Ukraine’s counteroffensive, which began in June, was supposed to win back enough territory that Russia had seized since 2015 to show President Vladimir Putin the futility of trying to absorb Ukraine into the Russian Federation.
There were high hopes at the beginning. An estimated 60,000 Ukrainian soldiers, armed with the latest Western weapons and trained in Germany during the first part of the year, were poised to make lightning breakthroughs along a 600-mile front similar to the success Ukraine enjoyed in retaking Kharkiv in 2022.
But Ukraine ran into a different Russian army than it faced in 2022. The devilishly clever series of defensive trenches and strong points along the front, as well as massive numbers of land mines and creative uses for drones, stymied the Ukrainians at every turn. Kyiv’s losses were extremely heavy.
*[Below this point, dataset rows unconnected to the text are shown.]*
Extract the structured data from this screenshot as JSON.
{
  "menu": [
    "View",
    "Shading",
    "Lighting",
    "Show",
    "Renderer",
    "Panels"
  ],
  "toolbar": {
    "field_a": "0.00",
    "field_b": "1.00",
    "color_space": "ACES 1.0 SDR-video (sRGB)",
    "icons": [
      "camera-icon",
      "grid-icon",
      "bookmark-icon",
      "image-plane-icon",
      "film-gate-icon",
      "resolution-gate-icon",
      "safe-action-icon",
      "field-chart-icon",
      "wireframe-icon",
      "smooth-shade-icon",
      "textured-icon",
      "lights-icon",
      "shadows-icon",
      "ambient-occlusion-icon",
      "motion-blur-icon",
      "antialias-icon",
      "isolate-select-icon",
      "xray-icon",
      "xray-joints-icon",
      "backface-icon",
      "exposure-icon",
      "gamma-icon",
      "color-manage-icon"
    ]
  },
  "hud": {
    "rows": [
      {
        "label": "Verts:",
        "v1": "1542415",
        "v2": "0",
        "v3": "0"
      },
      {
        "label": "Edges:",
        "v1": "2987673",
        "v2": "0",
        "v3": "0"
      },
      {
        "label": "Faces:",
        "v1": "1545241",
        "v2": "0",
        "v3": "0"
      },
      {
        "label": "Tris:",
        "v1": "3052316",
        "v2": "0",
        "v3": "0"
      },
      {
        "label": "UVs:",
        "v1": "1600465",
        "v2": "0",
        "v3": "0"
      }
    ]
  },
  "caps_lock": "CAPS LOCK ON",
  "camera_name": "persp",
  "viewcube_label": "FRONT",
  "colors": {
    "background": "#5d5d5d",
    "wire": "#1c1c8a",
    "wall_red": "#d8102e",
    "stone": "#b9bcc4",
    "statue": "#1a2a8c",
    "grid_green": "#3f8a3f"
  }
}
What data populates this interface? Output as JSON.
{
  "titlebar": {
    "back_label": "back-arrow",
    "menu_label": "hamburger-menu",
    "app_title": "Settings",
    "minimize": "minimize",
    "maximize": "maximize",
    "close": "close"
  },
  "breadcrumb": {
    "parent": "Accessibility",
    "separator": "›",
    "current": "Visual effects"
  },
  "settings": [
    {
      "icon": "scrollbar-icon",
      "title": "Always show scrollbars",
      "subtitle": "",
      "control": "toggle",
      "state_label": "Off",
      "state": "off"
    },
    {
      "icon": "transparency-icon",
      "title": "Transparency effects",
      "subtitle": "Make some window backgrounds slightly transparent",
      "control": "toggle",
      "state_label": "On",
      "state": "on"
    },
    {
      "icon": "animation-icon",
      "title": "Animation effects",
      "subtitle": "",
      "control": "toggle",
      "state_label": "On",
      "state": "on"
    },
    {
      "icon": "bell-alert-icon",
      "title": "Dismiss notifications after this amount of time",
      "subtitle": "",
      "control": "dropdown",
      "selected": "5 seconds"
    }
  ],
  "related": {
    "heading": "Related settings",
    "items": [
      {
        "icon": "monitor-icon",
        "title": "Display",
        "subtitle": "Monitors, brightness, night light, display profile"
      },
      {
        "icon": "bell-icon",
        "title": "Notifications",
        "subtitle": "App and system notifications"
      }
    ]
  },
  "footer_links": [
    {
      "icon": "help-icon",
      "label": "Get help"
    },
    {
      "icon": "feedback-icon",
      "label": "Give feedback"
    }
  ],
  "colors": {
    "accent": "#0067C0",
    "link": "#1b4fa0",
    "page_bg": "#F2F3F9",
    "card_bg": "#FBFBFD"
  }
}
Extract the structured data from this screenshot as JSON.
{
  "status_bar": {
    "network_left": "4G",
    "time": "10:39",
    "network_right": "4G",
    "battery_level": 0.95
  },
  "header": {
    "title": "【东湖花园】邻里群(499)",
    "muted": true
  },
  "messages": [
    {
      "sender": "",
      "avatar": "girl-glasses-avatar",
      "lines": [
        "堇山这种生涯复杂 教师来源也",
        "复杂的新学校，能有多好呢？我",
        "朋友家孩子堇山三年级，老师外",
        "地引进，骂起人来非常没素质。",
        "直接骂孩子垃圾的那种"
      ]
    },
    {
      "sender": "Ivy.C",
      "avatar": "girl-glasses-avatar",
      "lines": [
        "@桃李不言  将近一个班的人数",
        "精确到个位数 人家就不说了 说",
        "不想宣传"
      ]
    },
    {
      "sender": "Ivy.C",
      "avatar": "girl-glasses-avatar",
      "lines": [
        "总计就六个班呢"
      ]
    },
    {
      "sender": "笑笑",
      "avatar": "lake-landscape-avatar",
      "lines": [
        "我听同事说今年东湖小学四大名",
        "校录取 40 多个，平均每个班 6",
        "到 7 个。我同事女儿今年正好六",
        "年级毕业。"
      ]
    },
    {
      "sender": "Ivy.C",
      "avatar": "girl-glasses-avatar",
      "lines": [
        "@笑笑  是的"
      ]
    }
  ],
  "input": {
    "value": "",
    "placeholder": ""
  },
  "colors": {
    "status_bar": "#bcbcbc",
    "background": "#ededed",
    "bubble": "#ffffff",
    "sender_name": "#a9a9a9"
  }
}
Despite the U.S. urging Ukraine’s generals to maintain the strategy, Kyiv changed tactics and attacked what it perceived as weak points along the front with small groups who would attack the trenches and then work quickly to make a path through the minefields.
It was extremely slow-going, however effective it was. The result was no momentum for the counteroffensive, leading to a failure of the operation — so far.
Ukraine’s immediate problem is that winter is coming in five or six weeks, and any hope of a major breakthrough at that point would be lost. Western analysts point out that there’s still time to achieve many of the original objectives of the counteroffensive. But the perception of failure will eventually be inescapable.
This plan is not working. Despite heroic efforts and breaches of Russian defences near Robotyne, Ukraine has liberated less than 0.25% of the territory that Russia occupied in June. The 1,000km front line has barely shifted. Ukraine’s army could still make a breakthrough in the coming weeks, triggering the collapse of brittle Russian forces. But on the evidence of the past three months, it would be a mistake to bank on that.
Whatever brittleness there was in Russian troops has largely disappeared behind superior defensive fortifications. As armies discovered in World War I, even poor soldiers fight well when behind good works.
With the failure of the counteroffensive, Ukraine and its Western partners are going to have to plan for a long, bitter, war of attrition. This is a war that Ukraine could easily lose without a change of tactics. And that means economic as well as military changes.
Ukraine’s soldiers are exhausted; many of its finest have been killed. Despite conscription, it lacks the manpower to sustain a permanent large-scale counter-offensive. It needs to husband resources, and to change the game. New tactics and technologies can take the fight to Russia. Ukraine’s tech-savvy entrepreneurs are ramping up drone production: Ukrainian drones recently destroyed Russian warships; its missiles seem to have damaged a big air-defence system in Crimea. Many more strikes are likely, to degrade Russia’s military infrastructure and deny its navy sanctuary in the Black Sea. Don’t expect a knockout blow. Russia has also scaled up its drone production. Still, Ukraine can hit back when Russia bombs it, and perhaps even deter some attacks.
Alongside this offensive capability, Ukraine needs to boost its resilience. As well as heavy weaponry, it needs help with maintenance to sustain a multi-year fight: humdrum repairs, reliable supplies of artillery and training. More than anything, a long war requires better air defence. Ukraine cannot thrive if Russia blasts infrastructure and civilians with impunity, as it has for the past 18 months.
Air defenses and drone development will be critical. Ukraine’s homegrown technology centers vastly outshine Russia’s foreign-bought tech and could be a difference maker in the long haul.
As for rethinking the economy, right now, Ukraine is in the fantasy stage — imagining what all those Western development funds will mean after the war. But in a long conflict, a far more mundane strategy is needed.
Even as the war continues, Ukraine’s economy needs to move away from relying on aid and towards attracting investment. Ukraine has a lot of potential, whether it’s producing more weapons or processing more of the agricultural produce it grows. The challenge is to entice more local and foreign businesses to invest and to encourage more Ukrainians to return to the country’s western, safer regions.
It’s a good bet that any effort to carve out a separate economic island will be met by Russian bombs and artillery. Putin isn’t going to give Ukraine a chance to breathe. Just because Western Ukraine is relatively peaceful now doesn’t mean anything if Kyiv begins to build factories and other industrial capacity and Putin decides to level it.
As always, the threat of nuclear war and direct U.S. involvement in the war is ever-present. Congress should take this into account when debating the next Ukraine aid bill. Are we going to give Ukraine enough to win a war with Russia but avoid direct involvement? If not, are we prepared to live with the consequences of Russia dominating Eastern Europe again?